**** Material for the task
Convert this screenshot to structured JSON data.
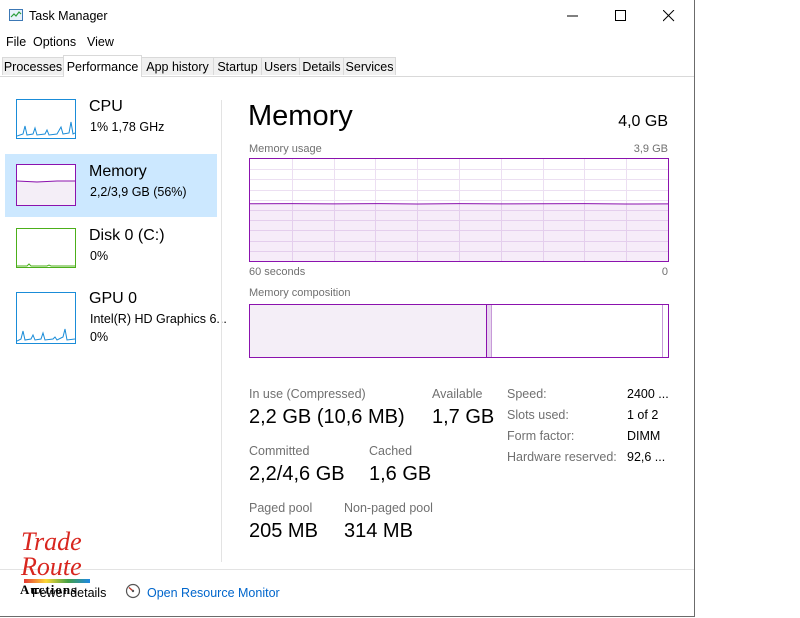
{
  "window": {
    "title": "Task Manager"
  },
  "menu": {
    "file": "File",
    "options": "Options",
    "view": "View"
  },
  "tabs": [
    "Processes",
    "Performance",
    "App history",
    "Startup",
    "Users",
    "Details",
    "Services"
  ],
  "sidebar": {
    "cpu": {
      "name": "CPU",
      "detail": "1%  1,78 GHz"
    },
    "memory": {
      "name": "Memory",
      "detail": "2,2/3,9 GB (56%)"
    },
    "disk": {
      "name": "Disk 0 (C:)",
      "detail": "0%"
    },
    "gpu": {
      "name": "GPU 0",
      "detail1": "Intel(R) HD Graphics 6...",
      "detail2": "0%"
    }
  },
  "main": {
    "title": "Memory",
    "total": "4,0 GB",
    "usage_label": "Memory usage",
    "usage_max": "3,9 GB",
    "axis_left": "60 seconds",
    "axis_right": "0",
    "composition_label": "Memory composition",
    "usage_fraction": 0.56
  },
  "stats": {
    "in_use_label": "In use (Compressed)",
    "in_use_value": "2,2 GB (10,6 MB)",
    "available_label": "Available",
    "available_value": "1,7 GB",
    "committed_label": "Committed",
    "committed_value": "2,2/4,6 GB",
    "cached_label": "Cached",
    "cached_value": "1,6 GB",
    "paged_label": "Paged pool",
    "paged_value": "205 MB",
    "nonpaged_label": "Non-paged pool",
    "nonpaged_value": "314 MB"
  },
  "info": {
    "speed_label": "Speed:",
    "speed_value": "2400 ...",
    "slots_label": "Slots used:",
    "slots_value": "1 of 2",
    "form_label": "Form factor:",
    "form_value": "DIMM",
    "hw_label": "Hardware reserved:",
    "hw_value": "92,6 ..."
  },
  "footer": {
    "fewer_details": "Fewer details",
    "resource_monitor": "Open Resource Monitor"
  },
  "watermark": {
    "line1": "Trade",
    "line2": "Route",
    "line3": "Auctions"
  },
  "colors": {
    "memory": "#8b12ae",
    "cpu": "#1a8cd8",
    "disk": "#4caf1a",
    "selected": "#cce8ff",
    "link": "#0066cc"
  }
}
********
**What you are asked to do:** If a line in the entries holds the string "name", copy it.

**Solution:**
      "name": "CPU",
      "name": "Memory",
      "name": "Disk 0 (C:)",
      "name": "GPU 0",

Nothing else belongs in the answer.